Preferential loading of the complementary bioluminescent (f-aequorin) and fluorescent (Calcium Green-1 dextran) Ca2 + reporters into the yolk syncytial layer (YSL) of zebrafish embryos, revealed the generation of stochastic patterns of fast, short-range, and slow, long-range Ca2 + waves that propagate exclusively through the external YSL (E-YSL). Starting abruptly just after doming (~ 4.5 h post-fertilization: hpf), and ending at the shield stage (~ 6.0 hpf) these distinct classes of waves propagated at mean velocities of ~ 50 and ~ 4 μm/s, respectively. Although the number and pattern of these waves varied between embryos, their initiation site and arcs of propagation displayed a distinct dorsal bias, suggesting an association with the formation and maintenance of the nascent dorsal-ventral axis. Wave initiation coincided with a characteristic clustering of YSL nuclei (YSN), and their associated perinuclear ER, in the E-YSL. Furthermore, the inter-YSN distance (IND) appeared to be critical such that Ca2 + wave propagation occurred only when this was <~ 8 μm; an IND >~ 8 μm was coincidental with wave termination at shield stage. Treatment with the IP3R antagonist, 2-APB, the Ca2 + buffer, 5,52-dibromo BAPTA, and the SERCA-pump inhibitor, thapsigargin, resulted in a significant disruption of the E-YSL Ca2 + waves, whereas exposure to the RyR antagonists, ryanodine and dantrolene, had no significant effect.

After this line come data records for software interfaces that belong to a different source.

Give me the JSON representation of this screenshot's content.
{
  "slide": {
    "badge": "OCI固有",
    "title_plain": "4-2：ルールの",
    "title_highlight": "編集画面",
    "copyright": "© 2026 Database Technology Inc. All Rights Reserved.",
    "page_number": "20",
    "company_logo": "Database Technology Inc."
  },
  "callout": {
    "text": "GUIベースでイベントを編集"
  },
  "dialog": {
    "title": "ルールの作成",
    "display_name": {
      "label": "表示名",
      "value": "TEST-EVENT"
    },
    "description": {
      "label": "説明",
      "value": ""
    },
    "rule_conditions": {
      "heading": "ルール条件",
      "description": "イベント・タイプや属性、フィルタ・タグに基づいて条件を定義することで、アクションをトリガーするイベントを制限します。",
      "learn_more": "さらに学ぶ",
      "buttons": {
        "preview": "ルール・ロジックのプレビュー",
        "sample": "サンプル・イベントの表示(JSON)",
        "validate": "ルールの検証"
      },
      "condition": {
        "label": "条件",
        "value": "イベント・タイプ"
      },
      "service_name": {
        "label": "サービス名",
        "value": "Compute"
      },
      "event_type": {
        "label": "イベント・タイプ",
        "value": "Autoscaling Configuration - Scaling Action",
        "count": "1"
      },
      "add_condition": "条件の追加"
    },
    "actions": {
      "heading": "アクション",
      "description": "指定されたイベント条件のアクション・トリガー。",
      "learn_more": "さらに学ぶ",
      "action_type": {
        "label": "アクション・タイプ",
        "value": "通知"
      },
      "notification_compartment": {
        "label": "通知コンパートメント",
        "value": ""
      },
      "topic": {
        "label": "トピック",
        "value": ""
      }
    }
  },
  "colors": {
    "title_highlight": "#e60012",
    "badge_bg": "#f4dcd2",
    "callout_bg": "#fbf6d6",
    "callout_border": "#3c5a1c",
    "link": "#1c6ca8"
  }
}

These findings led us to propose that the E-YSL Ca2 + waves are generated mainly via Ca2 + release from IP3Rs located in the perinuclear ER, and that the clustering of the YSN is an essential step in providing a CICR pathway required for wave propagation. This article is part of a Special Issue entitled: 12th European Symposium on Calcium.